And any other author interested in publishing routes.
First, came across this at Indie Reader today in my forays through the interwebs: “Sticks and Stones: The Changing Politics of the Self-Publishing Stigma,” by Terri Giuliano. It deals with shifts in perception about indie publishing/authors and traditional publishing/authors. She deals with the war of words directed at self-publishing and points out the changing perceptions about self-publishing. Historically, self-publishing was considered a “last resort” route, but with shifts in technology and the availability of ebooking, she notes that many indie authors choose that route because they WANT to. She also notes that many indie authors avail themselves of professional editing and design services to produce a quality product.

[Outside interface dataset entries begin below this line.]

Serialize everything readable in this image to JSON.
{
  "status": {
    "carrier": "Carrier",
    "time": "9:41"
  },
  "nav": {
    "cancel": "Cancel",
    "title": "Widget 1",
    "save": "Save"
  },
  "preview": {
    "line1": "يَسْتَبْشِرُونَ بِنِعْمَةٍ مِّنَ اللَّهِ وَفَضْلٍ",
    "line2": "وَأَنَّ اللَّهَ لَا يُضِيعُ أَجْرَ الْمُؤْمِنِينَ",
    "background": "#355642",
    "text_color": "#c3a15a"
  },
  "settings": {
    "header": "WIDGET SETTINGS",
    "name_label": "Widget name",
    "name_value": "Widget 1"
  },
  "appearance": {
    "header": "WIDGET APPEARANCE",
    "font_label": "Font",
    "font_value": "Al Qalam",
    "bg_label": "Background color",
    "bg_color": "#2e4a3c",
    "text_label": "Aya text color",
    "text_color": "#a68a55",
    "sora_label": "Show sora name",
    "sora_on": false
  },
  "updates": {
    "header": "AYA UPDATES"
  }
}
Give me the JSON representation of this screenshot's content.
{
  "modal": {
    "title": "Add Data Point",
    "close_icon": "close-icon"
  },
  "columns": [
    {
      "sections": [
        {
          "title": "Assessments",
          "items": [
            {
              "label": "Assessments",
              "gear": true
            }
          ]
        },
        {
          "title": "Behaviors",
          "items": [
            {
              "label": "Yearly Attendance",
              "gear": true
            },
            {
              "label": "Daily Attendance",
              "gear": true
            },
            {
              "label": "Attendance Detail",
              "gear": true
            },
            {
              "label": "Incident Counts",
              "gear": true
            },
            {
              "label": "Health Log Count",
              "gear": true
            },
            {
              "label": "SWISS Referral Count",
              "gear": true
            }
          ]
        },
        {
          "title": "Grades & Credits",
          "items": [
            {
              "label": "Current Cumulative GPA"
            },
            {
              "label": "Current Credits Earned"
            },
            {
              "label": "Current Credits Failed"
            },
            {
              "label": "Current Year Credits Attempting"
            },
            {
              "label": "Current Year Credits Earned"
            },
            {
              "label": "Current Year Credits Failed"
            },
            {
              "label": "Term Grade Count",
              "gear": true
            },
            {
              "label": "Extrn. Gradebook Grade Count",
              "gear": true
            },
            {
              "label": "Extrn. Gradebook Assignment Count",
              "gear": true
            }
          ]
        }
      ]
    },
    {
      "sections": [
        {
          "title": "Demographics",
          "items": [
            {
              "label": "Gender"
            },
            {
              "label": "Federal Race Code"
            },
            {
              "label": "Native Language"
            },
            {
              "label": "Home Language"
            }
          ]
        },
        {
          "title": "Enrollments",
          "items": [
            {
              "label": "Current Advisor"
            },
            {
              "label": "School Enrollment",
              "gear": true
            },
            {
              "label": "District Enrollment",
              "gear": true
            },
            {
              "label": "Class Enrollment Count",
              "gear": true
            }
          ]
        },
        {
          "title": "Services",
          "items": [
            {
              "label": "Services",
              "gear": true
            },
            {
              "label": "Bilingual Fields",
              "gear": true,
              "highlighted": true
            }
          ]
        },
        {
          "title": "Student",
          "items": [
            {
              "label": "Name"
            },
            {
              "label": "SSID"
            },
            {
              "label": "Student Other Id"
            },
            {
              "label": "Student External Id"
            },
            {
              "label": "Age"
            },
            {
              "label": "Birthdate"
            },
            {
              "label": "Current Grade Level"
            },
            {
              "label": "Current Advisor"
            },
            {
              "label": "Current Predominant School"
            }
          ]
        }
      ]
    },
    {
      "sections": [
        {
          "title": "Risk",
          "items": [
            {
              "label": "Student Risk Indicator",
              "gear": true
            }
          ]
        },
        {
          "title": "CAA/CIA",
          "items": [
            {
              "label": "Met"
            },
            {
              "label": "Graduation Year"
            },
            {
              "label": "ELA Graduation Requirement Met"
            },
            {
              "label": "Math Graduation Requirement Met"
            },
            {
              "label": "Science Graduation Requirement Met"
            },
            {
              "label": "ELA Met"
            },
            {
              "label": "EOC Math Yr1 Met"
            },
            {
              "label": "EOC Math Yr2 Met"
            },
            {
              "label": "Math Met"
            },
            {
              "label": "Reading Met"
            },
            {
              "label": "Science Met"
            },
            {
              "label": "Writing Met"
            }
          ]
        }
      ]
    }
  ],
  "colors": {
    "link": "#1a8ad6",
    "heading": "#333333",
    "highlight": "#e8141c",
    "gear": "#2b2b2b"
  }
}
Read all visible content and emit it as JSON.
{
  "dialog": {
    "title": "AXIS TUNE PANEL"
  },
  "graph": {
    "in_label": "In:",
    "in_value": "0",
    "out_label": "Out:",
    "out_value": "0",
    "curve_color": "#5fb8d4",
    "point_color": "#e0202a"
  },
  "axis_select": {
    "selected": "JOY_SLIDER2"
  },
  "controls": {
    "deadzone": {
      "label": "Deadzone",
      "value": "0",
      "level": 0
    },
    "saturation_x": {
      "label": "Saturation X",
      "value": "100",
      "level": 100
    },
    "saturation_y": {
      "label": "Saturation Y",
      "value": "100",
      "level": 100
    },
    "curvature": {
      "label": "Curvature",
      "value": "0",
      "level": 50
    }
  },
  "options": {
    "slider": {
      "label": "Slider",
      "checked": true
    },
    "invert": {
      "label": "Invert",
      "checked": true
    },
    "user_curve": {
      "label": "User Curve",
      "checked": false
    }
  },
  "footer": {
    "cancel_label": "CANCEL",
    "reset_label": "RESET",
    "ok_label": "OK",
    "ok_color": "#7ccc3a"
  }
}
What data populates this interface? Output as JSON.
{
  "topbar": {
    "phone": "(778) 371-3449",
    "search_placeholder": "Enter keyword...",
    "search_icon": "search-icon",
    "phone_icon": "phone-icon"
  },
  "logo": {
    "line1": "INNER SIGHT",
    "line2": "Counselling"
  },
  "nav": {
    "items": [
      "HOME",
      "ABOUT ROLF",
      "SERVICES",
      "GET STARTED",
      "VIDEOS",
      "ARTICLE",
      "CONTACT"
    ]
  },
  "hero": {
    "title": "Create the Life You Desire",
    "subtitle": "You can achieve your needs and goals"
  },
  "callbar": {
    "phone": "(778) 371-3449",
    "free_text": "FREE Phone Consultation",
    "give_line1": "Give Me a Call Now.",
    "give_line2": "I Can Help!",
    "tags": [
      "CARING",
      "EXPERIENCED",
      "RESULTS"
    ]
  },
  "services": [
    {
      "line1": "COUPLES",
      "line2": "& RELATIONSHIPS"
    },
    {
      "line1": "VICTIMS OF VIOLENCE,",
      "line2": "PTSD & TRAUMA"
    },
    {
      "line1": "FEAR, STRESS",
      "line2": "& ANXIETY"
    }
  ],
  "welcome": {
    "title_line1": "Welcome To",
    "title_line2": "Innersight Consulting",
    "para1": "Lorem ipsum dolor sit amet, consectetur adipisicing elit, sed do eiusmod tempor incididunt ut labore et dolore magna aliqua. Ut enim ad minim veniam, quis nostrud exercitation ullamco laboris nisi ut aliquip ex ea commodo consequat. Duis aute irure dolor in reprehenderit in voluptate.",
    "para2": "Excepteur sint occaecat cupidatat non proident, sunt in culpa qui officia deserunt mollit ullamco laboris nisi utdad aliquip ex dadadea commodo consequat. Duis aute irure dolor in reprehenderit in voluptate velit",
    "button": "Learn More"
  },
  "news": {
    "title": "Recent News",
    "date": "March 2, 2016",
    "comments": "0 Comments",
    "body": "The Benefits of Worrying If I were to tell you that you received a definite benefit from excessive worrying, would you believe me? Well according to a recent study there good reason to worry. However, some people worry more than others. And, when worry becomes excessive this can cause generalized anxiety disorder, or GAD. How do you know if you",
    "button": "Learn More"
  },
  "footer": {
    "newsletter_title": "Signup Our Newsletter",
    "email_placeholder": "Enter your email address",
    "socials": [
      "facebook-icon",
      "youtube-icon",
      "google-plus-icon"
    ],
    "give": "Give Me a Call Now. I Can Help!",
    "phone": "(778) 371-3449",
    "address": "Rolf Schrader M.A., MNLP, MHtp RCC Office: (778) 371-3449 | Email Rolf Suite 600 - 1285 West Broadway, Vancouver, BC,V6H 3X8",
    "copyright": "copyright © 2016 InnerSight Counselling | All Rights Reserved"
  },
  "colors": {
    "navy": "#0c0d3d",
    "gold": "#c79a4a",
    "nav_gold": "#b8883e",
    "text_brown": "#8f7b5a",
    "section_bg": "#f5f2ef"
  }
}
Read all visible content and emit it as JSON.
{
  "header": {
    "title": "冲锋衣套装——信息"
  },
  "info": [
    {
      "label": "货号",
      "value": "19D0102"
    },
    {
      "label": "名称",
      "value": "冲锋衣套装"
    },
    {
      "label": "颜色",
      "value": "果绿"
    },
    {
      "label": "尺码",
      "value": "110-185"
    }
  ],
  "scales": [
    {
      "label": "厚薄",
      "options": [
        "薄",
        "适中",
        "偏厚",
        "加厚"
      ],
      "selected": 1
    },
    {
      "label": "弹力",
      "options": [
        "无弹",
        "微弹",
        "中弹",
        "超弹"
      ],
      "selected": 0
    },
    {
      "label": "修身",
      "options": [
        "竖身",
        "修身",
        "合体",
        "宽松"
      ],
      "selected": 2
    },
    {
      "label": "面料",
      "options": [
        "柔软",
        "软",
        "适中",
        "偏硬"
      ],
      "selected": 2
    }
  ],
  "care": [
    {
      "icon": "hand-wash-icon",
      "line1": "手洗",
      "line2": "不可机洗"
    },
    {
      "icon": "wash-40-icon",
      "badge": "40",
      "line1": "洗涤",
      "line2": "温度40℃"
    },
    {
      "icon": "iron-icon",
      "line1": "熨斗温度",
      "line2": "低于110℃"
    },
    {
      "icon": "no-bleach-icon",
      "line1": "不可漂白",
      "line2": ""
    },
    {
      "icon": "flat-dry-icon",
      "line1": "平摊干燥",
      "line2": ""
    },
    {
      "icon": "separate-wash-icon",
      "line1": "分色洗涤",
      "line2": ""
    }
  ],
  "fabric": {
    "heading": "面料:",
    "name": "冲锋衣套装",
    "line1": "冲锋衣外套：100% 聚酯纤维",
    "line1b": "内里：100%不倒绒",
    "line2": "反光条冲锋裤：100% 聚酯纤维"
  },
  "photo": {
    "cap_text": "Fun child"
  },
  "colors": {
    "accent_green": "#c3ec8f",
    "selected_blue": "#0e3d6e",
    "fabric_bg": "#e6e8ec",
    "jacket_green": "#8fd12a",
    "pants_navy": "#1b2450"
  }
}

Along those lines, author April Hamilton notes that self-publishing ain’t free in her blog post titled “If You’re Not Ready To Invest, You’re Not Ready To Publish.” She notes that
The decision to self-publish for profit is a BUSINESS decision When you decide to self-publish for a profit you are deciding to LAUNCH A BUSINESS. You are going into direct COMPETITION with every other publisher and self-publisher out there, and many of them have a lot more money, time and experience than you do, no matter who you are. No one who goes into business has an inherent right to success or profit, or even the attention of consumers. All of those things must be earned, and are generally hard-won.
The American Booksellers Association’s Bookselling This Week has this tidbit on how savvy booksellers are establishing programs to help streamline a consignment process to make it easier for indie authors to get into bricks n’ mortar stores and their works on the shelves. Catch that here, in “Working with Self-Published Authors.”
Happy reading, happy writing, happy publishing!